# WORK TO COMPLETE
Which of the lines in the listing that follows hold "headline"? Pull each one out.

+ + + + +

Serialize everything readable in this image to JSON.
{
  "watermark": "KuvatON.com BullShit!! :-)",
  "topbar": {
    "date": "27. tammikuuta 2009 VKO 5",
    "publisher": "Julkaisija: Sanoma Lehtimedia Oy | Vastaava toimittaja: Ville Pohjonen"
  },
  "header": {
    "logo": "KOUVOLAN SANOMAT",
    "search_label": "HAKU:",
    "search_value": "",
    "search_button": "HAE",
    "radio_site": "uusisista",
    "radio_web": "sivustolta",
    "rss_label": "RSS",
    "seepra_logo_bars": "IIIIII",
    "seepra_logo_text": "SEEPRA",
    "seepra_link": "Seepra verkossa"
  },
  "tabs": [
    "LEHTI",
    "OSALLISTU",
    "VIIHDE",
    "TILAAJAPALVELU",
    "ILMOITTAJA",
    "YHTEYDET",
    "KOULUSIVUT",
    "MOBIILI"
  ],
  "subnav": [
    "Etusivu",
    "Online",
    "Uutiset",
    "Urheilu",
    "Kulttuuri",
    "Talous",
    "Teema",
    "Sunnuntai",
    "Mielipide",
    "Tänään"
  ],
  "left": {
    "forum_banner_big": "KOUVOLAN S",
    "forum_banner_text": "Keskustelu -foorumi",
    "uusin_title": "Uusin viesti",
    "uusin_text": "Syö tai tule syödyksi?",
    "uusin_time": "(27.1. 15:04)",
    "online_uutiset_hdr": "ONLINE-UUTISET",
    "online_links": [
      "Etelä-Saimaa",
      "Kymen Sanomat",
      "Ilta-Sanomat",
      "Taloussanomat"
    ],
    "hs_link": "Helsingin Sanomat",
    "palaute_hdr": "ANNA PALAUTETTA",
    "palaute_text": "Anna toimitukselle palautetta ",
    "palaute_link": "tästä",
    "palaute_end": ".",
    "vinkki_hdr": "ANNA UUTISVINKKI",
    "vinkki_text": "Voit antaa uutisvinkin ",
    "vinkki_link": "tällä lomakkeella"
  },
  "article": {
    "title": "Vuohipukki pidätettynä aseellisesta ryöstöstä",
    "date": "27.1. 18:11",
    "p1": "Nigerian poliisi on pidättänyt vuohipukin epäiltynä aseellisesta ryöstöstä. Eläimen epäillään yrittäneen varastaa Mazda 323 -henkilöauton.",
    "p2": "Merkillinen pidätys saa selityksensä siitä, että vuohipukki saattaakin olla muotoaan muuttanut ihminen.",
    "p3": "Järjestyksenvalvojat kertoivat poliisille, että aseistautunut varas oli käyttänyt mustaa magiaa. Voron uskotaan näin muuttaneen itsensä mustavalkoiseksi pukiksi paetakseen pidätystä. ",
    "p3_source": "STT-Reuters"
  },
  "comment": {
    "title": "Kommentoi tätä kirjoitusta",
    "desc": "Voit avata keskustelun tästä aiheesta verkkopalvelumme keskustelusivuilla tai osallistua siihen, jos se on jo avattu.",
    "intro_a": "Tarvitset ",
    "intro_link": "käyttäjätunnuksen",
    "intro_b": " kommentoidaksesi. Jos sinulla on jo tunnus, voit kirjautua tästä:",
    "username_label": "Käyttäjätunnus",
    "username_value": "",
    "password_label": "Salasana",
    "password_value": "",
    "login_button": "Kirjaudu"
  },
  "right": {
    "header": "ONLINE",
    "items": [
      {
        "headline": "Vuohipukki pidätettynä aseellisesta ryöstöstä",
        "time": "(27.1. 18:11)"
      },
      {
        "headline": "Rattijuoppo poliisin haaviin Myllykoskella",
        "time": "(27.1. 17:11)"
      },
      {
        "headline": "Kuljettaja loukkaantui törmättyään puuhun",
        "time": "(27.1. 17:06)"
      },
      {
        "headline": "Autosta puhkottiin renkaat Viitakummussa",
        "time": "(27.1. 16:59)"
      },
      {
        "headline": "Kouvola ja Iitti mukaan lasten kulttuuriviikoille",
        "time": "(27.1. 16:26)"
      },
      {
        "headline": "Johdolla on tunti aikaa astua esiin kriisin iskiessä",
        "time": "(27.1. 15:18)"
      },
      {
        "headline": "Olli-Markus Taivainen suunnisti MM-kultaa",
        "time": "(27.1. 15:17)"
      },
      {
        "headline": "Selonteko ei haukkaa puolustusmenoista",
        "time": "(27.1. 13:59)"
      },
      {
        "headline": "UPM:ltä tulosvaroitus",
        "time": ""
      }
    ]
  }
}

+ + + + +

# EXERCISE RESULT
        "headline": "Vuohipukki pidätettynä aseellisesta ryöstöstä",
        "headline": "Rattijuoppo poliisin haaviin Myllykoskella",
        "headline": "Kuljettaja loukkaantui törmättyään puuhun",
        "headline": "Autosta puhkottiin renkaat Viitakummussa",
        "headline": "Kouvola ja Iitti mukaan lasten kulttuuriviikoille",
        "headline": "Johdolla on tunti aikaa astua esiin kriisin iskiessä",
        "headline": "Olli-Markus Taivainen suunnisti MM-kultaa",
        "headline": "Selonteko ei haukkaa puolustusmenoista",
        "headline": "UPM:ltä tulosvaroitus",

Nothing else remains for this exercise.